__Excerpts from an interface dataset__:
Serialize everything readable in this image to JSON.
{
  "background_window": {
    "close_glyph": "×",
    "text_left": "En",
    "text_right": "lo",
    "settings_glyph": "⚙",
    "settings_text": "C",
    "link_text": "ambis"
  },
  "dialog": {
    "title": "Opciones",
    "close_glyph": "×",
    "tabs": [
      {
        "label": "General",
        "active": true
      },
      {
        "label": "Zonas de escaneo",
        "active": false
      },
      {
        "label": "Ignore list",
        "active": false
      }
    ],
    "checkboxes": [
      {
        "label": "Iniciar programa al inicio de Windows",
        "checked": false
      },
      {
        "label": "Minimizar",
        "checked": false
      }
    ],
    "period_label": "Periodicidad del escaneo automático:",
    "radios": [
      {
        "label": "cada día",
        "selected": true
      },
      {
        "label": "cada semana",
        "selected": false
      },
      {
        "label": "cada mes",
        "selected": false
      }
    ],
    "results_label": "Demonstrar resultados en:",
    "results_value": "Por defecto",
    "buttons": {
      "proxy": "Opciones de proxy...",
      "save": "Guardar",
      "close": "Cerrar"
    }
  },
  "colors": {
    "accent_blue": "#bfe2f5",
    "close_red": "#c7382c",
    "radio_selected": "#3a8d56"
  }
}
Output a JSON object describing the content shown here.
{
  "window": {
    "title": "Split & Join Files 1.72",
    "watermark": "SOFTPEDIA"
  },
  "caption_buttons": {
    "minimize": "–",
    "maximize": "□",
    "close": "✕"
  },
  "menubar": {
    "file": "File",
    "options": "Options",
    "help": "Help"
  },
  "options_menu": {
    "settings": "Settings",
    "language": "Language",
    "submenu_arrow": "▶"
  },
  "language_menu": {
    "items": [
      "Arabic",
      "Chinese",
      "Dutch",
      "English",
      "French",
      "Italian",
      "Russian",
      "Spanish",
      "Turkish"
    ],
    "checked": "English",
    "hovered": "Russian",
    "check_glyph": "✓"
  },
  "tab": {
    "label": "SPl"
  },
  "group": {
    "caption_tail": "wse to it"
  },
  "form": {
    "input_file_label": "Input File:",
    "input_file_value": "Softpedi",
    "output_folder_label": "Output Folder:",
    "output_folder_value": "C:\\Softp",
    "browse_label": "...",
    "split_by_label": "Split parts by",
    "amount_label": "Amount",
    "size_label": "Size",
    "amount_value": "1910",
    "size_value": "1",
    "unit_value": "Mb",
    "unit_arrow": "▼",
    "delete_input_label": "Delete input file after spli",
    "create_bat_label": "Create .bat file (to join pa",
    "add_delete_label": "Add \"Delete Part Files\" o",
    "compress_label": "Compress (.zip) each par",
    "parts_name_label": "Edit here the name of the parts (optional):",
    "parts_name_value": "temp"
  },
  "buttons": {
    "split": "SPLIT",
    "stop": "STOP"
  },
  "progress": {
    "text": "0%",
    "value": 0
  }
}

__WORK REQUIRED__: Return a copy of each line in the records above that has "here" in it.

__ANSWER TO THIS TASK__:
Output a JSON object describing the content shown here.
    "parts_name_label": "Edit here the name of the parts (optional):",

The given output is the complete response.